- _RECORDS SHOWN_:

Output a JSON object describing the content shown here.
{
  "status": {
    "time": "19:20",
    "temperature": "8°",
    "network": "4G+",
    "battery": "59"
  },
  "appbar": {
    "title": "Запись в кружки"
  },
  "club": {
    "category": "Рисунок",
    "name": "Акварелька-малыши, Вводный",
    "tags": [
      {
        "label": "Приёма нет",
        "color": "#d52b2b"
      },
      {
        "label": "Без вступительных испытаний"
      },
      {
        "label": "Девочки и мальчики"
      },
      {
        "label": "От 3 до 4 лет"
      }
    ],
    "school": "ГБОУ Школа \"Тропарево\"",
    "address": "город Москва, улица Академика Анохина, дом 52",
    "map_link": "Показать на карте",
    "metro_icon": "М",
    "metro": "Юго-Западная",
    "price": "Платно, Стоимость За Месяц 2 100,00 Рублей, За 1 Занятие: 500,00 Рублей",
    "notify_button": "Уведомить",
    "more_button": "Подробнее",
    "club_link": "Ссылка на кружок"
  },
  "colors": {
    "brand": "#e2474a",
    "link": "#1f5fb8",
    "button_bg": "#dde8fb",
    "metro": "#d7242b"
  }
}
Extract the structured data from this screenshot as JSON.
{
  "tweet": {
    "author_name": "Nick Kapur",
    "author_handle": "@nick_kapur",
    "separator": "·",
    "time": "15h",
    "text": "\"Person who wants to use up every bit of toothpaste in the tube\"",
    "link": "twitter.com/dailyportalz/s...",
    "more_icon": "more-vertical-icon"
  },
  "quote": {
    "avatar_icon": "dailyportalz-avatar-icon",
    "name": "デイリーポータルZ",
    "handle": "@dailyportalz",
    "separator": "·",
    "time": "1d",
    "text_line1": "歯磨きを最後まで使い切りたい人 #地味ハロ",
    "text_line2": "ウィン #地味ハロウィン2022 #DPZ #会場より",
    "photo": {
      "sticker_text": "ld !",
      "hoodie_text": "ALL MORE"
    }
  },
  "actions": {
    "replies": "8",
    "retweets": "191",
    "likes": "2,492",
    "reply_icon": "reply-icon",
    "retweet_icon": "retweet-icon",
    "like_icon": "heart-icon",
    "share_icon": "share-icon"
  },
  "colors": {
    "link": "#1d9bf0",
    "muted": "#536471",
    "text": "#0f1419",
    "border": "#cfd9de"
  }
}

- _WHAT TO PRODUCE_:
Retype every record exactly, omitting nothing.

- _PROBLEM SOLUTION_:
Output a JSON object describing the content shown here.
{
  "status": {
    "time": "19:20",
    "temperature": "8°",
    "network": "4G+",
    "battery": "59"
  },
  "appbar": {
    "title": "Запись в кружки"
  },
  "club": {
    "category": "Рисунок",
    "name": "Акварелька-малыши, Вводный",
    "tags": [
      {
        "label": "Приёма нет",
        "color": "#d52b2b"
      },
      {
        "label": "Без вступительных испытаний"
      },
      {
        "label": "Девочки и мальчики"
      },
      {
        "label": "От 3 до 4 лет"
      }
    ],
    "school": "ГБОУ Школа \"Тропарево\"",
    "address": "город Москва, улица Академика Анохина, дом 52",
    "map_link": "Показать на карте",
    "metro_icon": "М",
    "metro": "Юго-Западная",
    "price": "Платно, Стоимость За Месяц 2 100,00 Рублей, За 1 Занятие: 500,00 Рублей",
    "notify_button": "Уведомить",
    "more_button": "Подробнее",
    "club_link": "Ссылка на кружок"
  },
  "colors": {
    "brand": "#e2474a",
    "link": "#1f5fb8",
    "button_bg": "#dde8fb",
    "metro": "#d7242b"
  }
}
Extract the structured data from this screenshot as JSON.
{
  "tweet": {
    "author_name": "Nick Kapur",
    "author_handle": "@nick_kapur",
    "separator": "·",
    "time": "15h",
    "text": "\"Person who wants to use up every bit of toothpaste in the tube\"",
    "link": "twitter.com/dailyportalz/s...",
    "more_icon": "more-vertical-icon"
  },
  "quote": {
    "avatar_icon": "dailyportalz-avatar-icon",
    "name": "デイリーポータルZ",
    "handle": "@dailyportalz",
    "separator": "·",
    "time": "1d",
    "text_line1": "歯磨きを最後まで使い切りたい人 #地味ハロ",
    "text_line2": "ウィン #地味ハロウィン2022 #DPZ #会場より",
    "photo": {
      "sticker_text": "ld !",
      "hoodie_text": "ALL MORE"
    }
  },
  "actions": {
    "replies": "8",
    "retweets": "191",
    "likes": "2,492",
    "reply_icon": "reply-icon",
    "retweet_icon": "retweet-icon",
    "like_icon": "heart-icon",
    "share_icon": "share-icon"
  },
  "colors": {
    "link": "#1d9bf0",
    "muted": "#536471",
    "text": "#0f1419",
    "border": "#cfd9de"
  }
}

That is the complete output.